*** The records ***

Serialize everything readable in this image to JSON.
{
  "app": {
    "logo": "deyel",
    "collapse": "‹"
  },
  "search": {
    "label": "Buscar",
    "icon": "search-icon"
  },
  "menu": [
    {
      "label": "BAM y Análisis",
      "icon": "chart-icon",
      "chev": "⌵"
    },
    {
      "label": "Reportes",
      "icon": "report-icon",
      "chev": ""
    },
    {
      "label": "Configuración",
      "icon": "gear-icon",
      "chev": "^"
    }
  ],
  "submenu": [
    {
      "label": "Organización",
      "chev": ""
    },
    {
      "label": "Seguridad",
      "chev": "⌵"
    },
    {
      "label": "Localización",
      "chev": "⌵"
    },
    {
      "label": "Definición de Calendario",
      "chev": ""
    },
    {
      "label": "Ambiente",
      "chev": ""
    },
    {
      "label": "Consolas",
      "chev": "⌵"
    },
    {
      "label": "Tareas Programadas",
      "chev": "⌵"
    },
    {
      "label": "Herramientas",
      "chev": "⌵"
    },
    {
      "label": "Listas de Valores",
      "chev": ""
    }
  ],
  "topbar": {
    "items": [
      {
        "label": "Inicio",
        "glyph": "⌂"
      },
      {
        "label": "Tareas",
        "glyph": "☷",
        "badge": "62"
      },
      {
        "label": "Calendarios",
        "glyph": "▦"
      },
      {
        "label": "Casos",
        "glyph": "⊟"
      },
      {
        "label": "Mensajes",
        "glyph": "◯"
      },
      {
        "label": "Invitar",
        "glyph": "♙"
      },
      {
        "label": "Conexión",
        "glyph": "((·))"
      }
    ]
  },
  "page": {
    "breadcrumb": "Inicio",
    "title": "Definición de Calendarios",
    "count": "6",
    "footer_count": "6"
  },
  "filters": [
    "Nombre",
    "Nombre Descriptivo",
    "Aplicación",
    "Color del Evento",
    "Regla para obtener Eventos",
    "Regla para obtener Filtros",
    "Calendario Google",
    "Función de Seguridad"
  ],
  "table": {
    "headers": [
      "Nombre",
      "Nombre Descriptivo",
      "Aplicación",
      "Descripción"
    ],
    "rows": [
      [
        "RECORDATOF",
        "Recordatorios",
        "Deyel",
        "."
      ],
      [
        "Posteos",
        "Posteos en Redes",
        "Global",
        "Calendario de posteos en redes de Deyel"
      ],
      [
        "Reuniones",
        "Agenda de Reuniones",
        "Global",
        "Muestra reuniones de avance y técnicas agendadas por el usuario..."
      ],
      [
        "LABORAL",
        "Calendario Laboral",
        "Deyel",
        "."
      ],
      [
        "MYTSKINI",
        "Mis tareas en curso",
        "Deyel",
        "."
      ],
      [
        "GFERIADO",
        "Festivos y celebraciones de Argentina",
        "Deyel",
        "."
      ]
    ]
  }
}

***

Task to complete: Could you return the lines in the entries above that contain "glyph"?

Answer:
        "glyph": "⌂"
        "glyph": "☷",
        "glyph": "▦"
        "glyph": "⊟"
        "glyph": "◯"
        "glyph": "♙"
        "glyph": "((·))"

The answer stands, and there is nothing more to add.